By Howard M. Cohen  |  Print this article Print
cloud strategy, IT services

The cloud has brought a new pragmatism to the channel and prompted companies to modify their businesses to adapt to a new age of IT services.

It is only those resellers who have depended upon slim margins on servers, storage, and related hardware and software sales who need to come up with an alternative income stream.

The good news is that these partners are giving up slim and shrinking profit margins and high operational overhead in exchange for the opportunity to sell fundamental services that do not require their direct involvement and bring high profits repeatedly, month after month, for years. Yes, the holy grail of computing—monthly recurring revenue (MRR).

Lest we be guilty of deluding channel companies into the common thinking that MRR is all they need, the end of selling server platform products does not bring with it the end of server platform services. Yes, you're going to see a reduction in product-attached services, such as installation and integration, but wherever their servers and storage are physically located, customers will still need your expertise to monitor and manage them along with network carrier connections and everything else it takes to deliver high-quality compute and communication services.

Seeking New Types of Partnerships

Many channel partners will worry where the marketing money is going to come from once they're no longer selling servers and storage products, and there are three answers to that question.

  1. Smaller product vendors need you more than you need them.
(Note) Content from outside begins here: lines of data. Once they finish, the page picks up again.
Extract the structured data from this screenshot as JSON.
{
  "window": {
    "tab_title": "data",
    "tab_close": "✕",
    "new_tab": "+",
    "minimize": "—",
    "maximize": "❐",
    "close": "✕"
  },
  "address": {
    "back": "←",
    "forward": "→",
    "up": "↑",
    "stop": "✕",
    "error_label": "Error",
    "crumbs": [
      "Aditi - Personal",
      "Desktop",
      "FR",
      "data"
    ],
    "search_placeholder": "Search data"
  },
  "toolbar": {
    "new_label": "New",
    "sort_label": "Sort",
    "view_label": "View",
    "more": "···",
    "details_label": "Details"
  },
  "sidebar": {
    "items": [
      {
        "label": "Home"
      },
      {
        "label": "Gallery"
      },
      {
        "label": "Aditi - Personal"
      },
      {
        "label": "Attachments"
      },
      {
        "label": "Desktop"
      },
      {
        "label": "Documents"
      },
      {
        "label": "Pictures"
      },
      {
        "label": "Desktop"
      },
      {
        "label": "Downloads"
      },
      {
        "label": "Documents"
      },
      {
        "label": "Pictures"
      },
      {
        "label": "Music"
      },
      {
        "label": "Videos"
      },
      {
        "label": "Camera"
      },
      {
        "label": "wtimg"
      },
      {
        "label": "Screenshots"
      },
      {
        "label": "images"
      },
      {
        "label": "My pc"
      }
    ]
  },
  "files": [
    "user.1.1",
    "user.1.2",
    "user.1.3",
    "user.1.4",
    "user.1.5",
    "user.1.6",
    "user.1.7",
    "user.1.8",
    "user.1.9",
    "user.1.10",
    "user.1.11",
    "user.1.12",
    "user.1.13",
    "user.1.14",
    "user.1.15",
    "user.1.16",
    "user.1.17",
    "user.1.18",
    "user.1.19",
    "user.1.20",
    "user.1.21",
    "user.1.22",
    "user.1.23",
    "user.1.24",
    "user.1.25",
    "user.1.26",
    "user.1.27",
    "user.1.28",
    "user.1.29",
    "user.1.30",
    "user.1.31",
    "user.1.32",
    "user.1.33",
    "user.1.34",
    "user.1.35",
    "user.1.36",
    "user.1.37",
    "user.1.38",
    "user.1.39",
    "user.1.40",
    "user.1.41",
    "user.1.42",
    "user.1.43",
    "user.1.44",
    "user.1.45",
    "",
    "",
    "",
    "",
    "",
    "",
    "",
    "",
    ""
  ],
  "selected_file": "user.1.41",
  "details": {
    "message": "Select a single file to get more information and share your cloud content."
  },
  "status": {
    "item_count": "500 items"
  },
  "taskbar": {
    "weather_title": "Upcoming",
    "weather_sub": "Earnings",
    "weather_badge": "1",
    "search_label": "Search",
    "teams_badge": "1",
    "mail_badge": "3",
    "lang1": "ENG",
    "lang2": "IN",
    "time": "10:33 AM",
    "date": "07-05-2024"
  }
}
Many are more than happy to invest in co-marketing ventures that help them sell more products while you enjoy more service sales. Look to utility vendors, compliance products, network access control and security vendors, and the like.
  2. Your new partners will be the cloud service providers whose services you now sell, including public cloud software-as-a-service (SaaS) providers as well as basic cloud server platforms delivering infrastructure-as-a-service (IaaS). Once you've proven you have the ability to market their services effectively, many will gladly make investments.
  3. Your own increased operating profit margins (yes, increased) become an available source of marketing dollars. Just figure out what proportion of them you're willing to invest and what that will buy you.

The other partners you need to actively seek and select are those who will provide the services that you yourself will not. There are many national and global organizations designed to help you find and vet these partners. Their services will also increase your profit portfolio.

Howard Cohen has spent 30-plus years as an executive and community leader inside the IT channel. He now writes and presents about it in Channel Insider, Redmond Channel Partner, Insight Technically, Channel Partner and more.